A quiet documentarian of his time, Charles Brittin photographed Venice in the 1950s and 1960s, leaving an unparalleled record of the social and artistic movements of the era. Best known for his coverage of the avant-garde and beat scenes, Brittin was also an acute observer of the racial and economic disparities of the area. His photographs of Oakwood in the 1960s show the growing interest in political activism that led him to document the wider civil rights movement in Los Angeles.
The photos below illustrate a somewhat forgotten time in Venice history, before the better-known eras of artists and surfers, when the beatnik poets, many of them centered around coffee shops such as the Gas House and Venice West. Photos courtesy of the Getty Research Institute, Charles Brittin Archives.
More vintage photography by Charles Brittin:
- A Los Angeles Primer
- Arrival Stories

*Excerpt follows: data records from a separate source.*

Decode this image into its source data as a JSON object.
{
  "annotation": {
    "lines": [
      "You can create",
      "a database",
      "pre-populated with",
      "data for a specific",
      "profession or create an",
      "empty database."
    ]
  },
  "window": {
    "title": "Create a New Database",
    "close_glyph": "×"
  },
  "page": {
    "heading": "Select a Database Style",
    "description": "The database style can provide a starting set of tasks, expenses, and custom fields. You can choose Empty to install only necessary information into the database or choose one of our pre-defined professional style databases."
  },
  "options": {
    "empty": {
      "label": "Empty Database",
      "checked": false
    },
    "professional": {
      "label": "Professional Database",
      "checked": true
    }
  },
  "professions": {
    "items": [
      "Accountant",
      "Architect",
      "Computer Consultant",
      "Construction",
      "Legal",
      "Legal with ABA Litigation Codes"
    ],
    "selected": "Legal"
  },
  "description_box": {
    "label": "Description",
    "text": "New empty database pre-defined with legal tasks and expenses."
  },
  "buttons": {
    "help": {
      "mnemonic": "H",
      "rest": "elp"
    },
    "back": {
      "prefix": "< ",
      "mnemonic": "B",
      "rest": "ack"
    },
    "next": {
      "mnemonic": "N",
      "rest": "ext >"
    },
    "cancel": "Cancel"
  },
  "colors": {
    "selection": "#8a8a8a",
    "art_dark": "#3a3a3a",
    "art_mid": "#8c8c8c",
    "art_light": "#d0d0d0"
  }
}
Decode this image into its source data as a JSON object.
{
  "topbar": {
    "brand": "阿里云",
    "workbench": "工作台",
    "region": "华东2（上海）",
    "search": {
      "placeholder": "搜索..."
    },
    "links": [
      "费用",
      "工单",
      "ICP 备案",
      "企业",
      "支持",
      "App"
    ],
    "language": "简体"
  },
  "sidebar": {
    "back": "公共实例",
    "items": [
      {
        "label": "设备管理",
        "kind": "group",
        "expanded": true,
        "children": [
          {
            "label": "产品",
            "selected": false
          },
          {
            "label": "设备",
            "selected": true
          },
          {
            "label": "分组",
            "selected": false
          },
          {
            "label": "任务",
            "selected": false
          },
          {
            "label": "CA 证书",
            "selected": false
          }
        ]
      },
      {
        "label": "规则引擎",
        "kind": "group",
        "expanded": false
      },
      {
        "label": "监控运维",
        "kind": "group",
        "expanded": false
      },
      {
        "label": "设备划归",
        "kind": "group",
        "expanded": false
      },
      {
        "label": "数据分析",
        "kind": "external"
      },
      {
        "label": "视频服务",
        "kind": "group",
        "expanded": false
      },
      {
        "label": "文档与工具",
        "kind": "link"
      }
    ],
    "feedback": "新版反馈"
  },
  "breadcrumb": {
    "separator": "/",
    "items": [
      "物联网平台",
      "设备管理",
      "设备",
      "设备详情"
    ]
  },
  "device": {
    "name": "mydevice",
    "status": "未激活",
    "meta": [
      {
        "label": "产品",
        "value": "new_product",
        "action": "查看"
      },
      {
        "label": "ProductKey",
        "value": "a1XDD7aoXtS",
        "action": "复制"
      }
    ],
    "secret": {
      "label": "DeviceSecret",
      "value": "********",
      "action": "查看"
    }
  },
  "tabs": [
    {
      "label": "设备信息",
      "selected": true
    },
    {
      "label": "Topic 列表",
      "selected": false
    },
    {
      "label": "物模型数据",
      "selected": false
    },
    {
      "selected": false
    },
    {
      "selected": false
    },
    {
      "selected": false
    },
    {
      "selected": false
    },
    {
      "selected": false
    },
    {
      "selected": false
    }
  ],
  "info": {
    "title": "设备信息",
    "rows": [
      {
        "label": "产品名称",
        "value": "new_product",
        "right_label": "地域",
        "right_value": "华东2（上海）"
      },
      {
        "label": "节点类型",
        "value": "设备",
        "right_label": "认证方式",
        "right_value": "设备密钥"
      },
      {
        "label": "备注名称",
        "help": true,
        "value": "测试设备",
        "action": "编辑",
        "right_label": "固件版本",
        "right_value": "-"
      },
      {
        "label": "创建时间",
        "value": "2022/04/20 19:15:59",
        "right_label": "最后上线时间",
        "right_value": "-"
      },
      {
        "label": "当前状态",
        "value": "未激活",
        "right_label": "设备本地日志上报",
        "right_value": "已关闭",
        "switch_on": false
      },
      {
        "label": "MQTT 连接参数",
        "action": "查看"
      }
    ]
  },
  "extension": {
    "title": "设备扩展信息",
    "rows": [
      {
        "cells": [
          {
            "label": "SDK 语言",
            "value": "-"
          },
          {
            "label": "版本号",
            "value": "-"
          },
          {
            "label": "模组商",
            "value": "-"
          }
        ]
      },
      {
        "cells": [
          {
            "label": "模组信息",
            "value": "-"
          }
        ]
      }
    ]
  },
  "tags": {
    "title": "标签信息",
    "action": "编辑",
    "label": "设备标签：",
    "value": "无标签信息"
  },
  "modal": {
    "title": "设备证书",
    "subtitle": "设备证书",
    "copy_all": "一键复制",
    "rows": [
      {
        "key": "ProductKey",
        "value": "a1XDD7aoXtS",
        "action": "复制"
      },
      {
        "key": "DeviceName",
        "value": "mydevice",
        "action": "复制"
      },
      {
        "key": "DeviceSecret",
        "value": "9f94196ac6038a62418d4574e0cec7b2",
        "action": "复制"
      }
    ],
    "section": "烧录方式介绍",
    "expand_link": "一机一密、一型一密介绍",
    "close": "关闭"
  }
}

- Block by Block
- Engaging Spaces
- Green Justice
- I Am Los Angeles